> **Work order**
Read the records that follow and state how many lines hold "power", adding nothing else.

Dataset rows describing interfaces
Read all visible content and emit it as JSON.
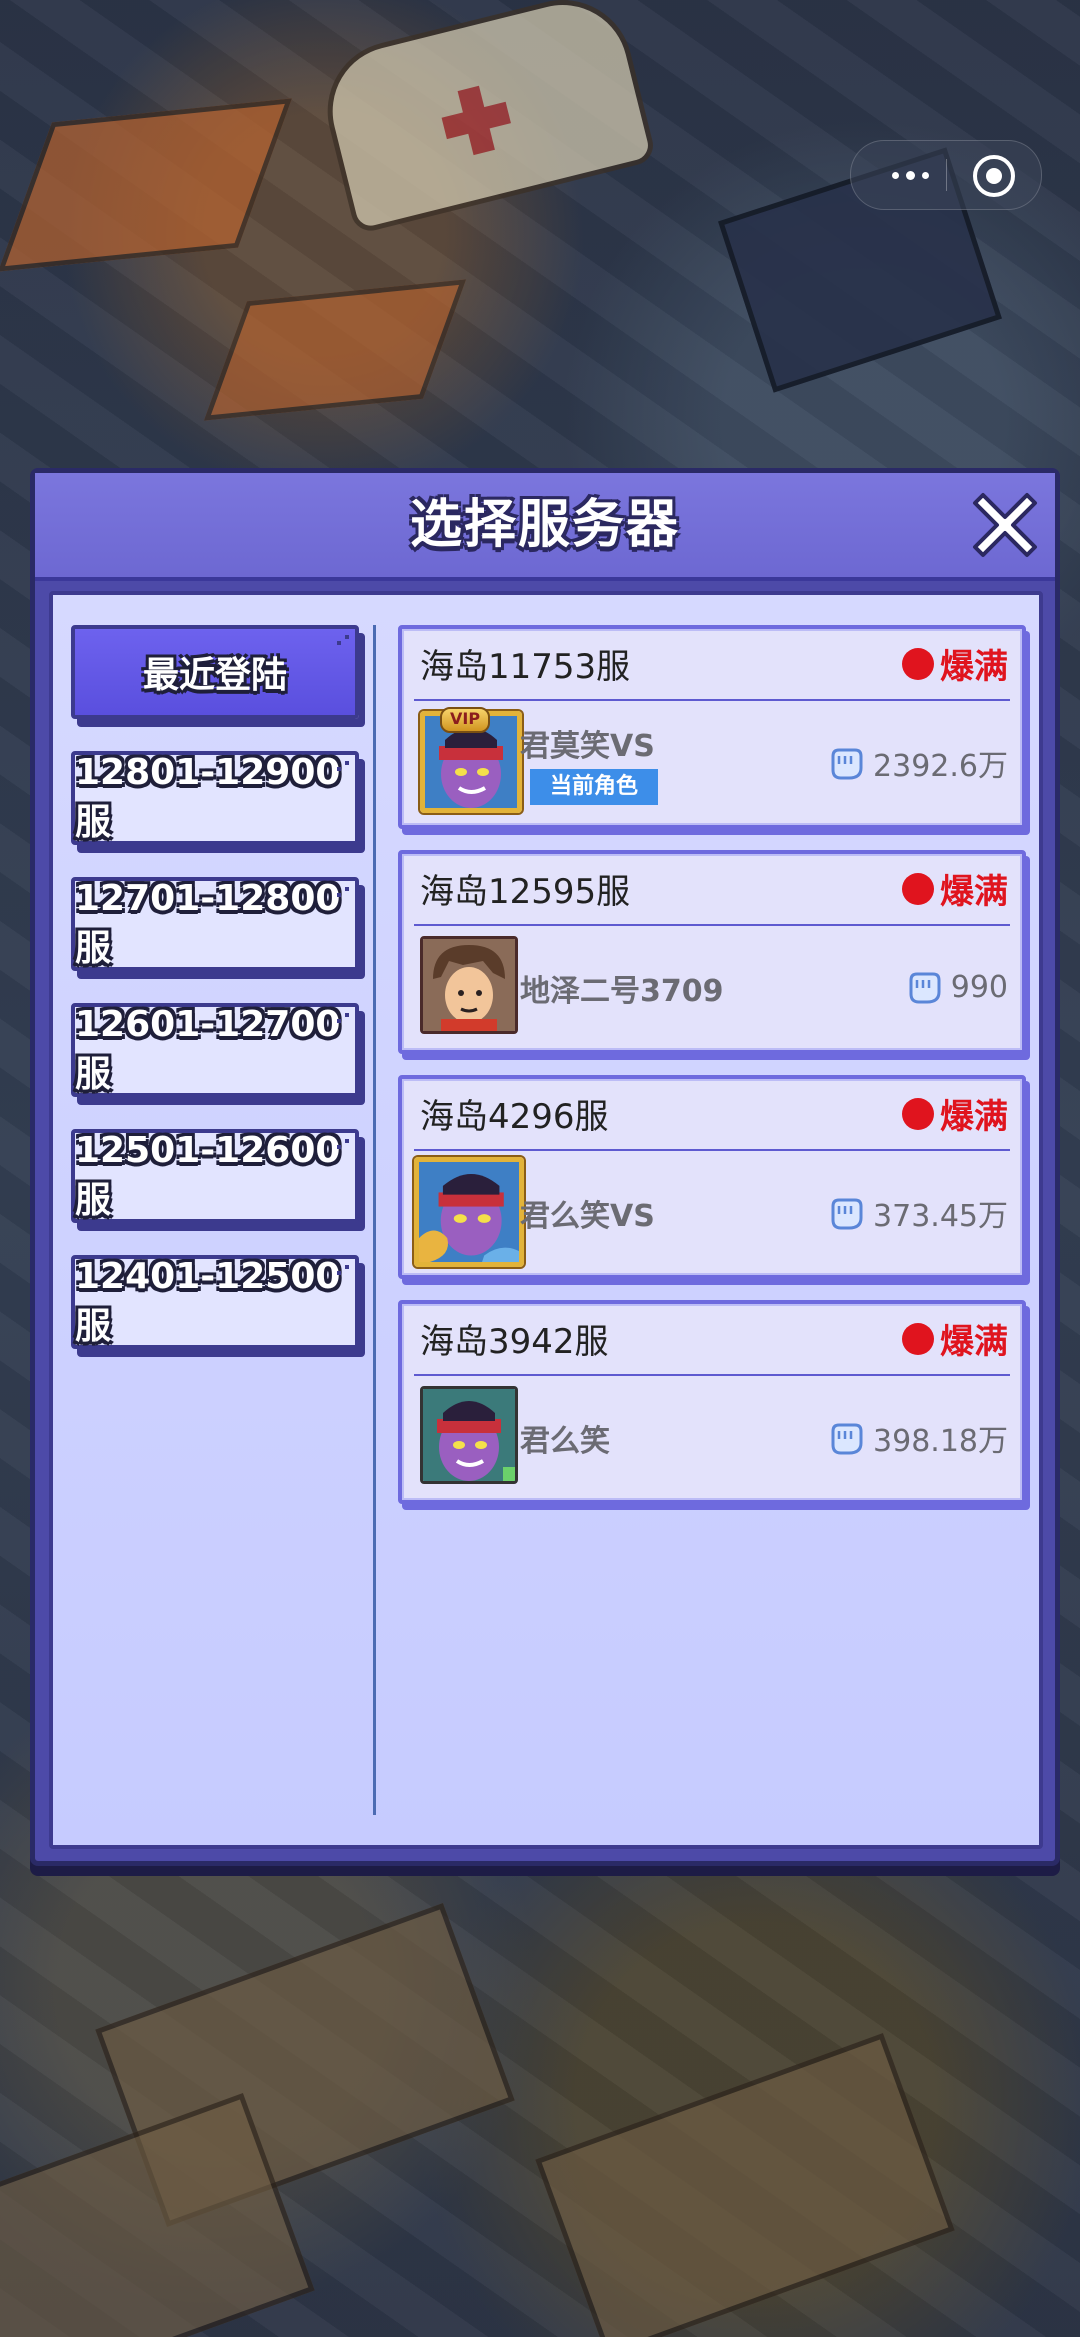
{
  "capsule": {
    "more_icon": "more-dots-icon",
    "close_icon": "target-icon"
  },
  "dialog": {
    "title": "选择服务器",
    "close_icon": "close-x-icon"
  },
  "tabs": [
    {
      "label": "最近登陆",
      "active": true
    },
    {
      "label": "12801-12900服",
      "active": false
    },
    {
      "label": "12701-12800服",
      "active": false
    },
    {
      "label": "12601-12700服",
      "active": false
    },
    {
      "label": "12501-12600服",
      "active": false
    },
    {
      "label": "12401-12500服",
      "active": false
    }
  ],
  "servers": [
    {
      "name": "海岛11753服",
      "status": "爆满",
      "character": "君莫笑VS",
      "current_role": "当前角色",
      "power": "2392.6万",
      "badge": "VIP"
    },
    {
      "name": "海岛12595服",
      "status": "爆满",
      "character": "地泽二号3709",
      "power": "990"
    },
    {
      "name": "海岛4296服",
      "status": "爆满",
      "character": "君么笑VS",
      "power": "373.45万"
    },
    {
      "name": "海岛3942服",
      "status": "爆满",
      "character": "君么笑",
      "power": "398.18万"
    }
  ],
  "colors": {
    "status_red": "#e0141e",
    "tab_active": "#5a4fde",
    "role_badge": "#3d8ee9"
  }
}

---

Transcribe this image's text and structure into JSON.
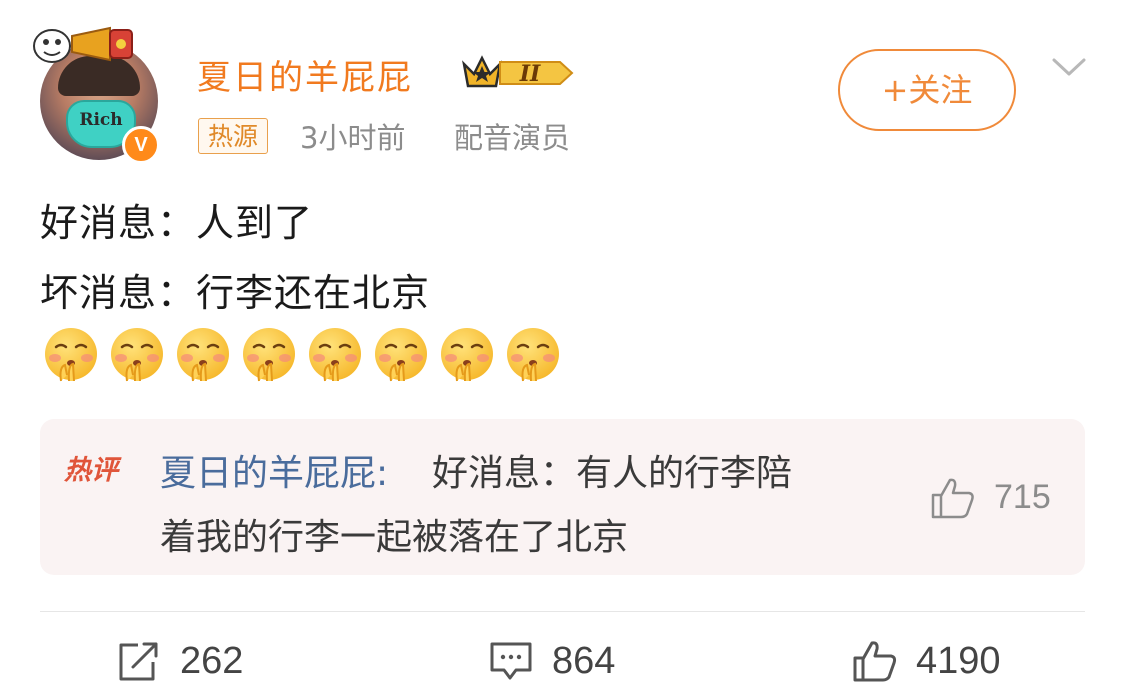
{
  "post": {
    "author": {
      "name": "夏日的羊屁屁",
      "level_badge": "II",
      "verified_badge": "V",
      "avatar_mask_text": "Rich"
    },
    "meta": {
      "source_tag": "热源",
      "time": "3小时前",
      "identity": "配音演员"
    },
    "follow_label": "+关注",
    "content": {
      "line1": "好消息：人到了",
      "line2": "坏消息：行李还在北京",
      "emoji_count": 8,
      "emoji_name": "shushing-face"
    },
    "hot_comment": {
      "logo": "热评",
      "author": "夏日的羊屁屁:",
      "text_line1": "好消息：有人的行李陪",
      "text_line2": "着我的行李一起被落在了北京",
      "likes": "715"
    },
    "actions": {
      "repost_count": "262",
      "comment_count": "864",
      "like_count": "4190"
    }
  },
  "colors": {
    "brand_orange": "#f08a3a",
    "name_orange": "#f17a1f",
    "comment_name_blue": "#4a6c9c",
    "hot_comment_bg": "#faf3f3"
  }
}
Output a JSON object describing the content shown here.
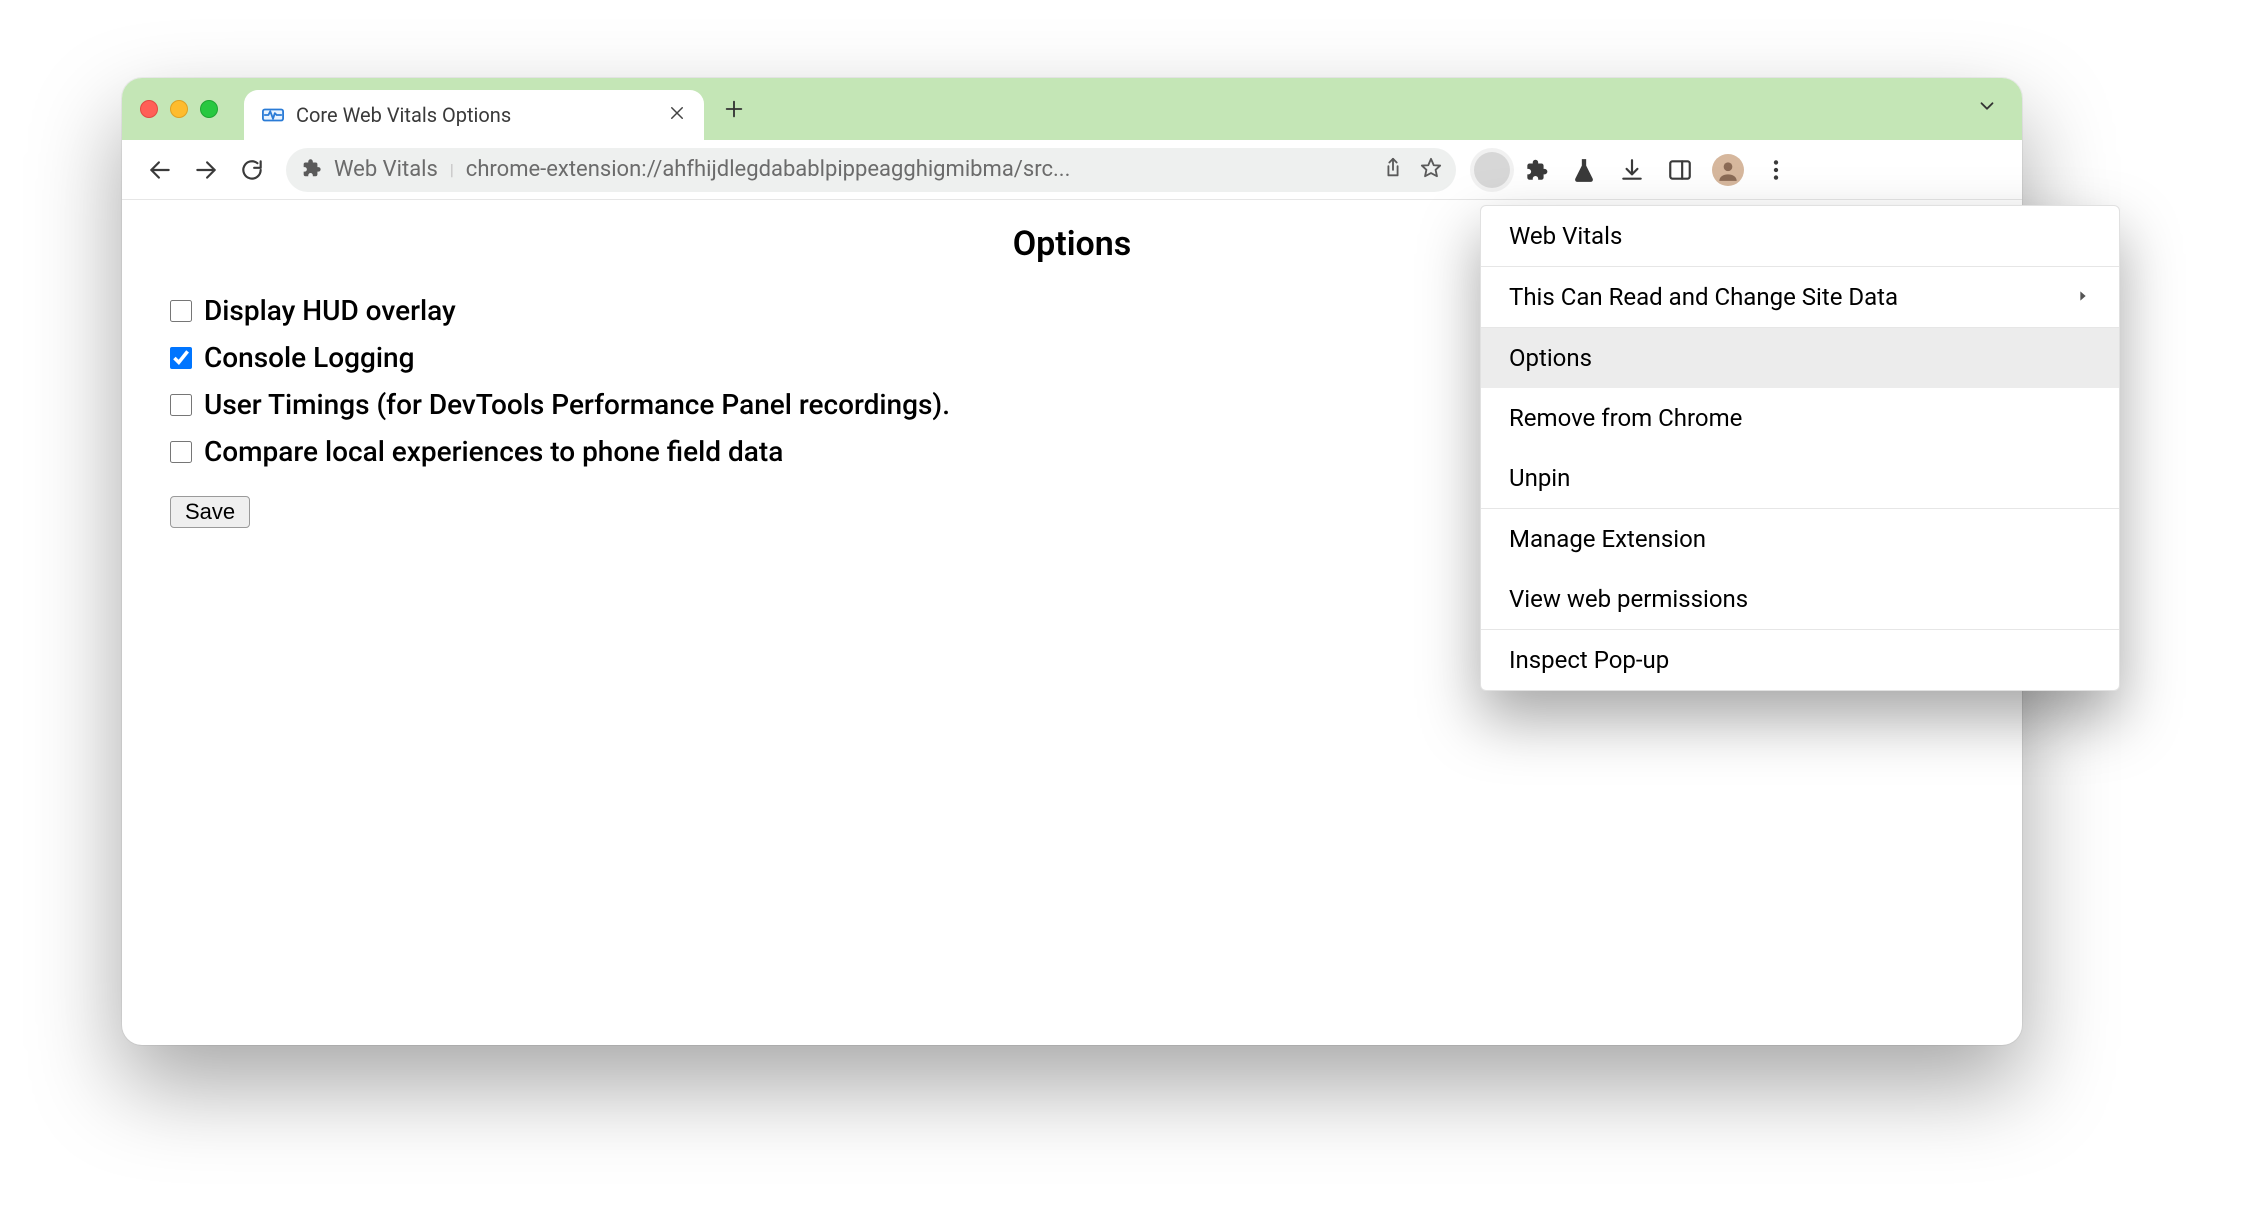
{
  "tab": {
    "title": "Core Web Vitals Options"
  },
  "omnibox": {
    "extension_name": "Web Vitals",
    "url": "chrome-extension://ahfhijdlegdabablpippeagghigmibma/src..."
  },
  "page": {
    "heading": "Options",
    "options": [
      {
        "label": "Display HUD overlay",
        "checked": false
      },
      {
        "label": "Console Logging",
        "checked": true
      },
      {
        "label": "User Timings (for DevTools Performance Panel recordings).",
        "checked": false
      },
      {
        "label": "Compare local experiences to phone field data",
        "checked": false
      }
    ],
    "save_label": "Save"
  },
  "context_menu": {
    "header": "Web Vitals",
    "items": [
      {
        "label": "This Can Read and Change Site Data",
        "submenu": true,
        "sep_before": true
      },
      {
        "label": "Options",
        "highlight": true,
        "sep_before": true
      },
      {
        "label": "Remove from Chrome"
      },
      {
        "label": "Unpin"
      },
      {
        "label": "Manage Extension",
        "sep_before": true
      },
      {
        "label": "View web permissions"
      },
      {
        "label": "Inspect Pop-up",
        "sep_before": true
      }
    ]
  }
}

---

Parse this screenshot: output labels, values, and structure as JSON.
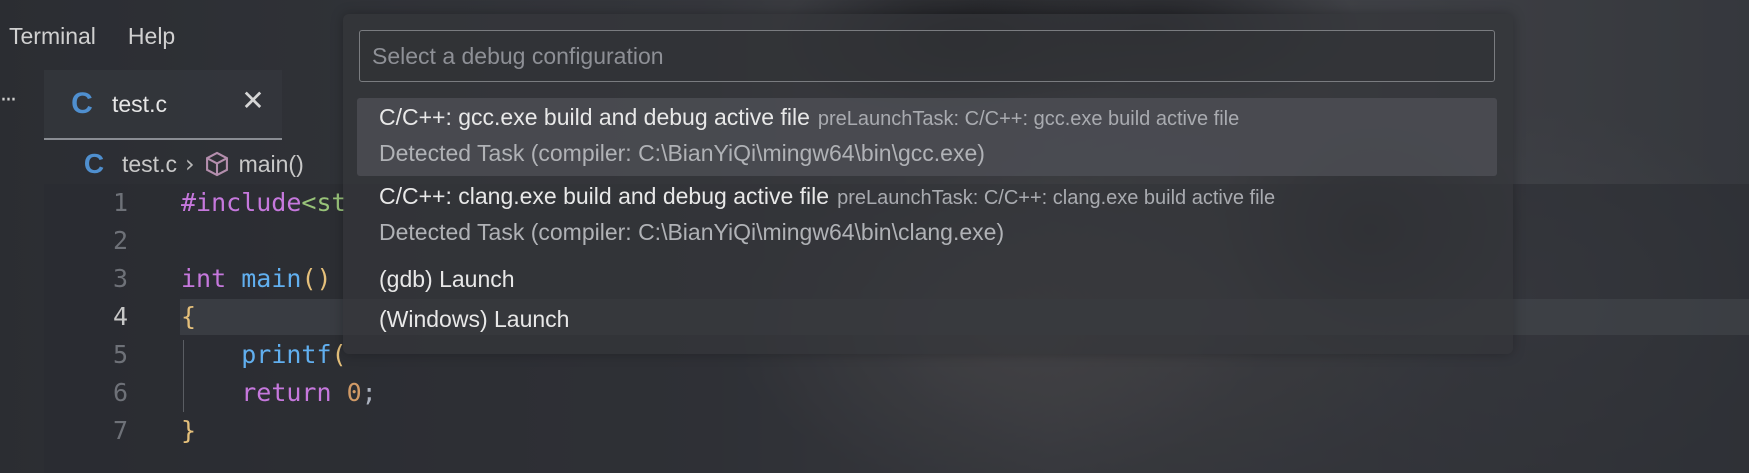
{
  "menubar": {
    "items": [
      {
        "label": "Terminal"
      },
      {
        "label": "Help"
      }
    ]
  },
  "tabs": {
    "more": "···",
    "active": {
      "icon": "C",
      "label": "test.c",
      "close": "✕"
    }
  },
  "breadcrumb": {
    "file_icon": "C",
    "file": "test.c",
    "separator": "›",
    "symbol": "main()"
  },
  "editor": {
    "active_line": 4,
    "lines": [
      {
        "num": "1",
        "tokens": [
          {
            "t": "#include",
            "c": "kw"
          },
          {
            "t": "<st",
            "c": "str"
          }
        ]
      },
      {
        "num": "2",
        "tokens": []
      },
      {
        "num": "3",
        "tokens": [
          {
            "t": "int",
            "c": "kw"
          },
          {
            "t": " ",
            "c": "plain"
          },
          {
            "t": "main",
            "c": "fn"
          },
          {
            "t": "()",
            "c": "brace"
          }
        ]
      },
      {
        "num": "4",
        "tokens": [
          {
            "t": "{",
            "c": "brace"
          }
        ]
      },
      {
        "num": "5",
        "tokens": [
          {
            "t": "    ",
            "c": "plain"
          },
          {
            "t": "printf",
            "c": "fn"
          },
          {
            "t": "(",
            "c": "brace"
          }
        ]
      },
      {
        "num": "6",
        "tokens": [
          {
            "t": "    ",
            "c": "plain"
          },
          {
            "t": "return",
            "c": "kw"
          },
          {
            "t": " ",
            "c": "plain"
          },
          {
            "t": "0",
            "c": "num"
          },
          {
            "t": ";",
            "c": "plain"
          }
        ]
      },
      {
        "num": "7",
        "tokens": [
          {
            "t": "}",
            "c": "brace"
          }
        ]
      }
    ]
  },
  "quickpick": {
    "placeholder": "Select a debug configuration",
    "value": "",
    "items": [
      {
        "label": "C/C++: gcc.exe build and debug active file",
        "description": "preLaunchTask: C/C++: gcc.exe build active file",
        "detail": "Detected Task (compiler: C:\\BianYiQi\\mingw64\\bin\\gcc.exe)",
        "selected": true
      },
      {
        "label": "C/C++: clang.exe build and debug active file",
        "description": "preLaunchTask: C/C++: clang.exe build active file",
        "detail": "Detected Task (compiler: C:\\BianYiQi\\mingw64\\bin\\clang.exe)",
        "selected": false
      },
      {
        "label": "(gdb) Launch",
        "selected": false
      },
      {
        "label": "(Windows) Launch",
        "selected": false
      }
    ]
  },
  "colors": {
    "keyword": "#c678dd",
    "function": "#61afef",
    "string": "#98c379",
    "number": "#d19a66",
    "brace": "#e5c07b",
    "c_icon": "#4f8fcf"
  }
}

> **Result of this exercise**
4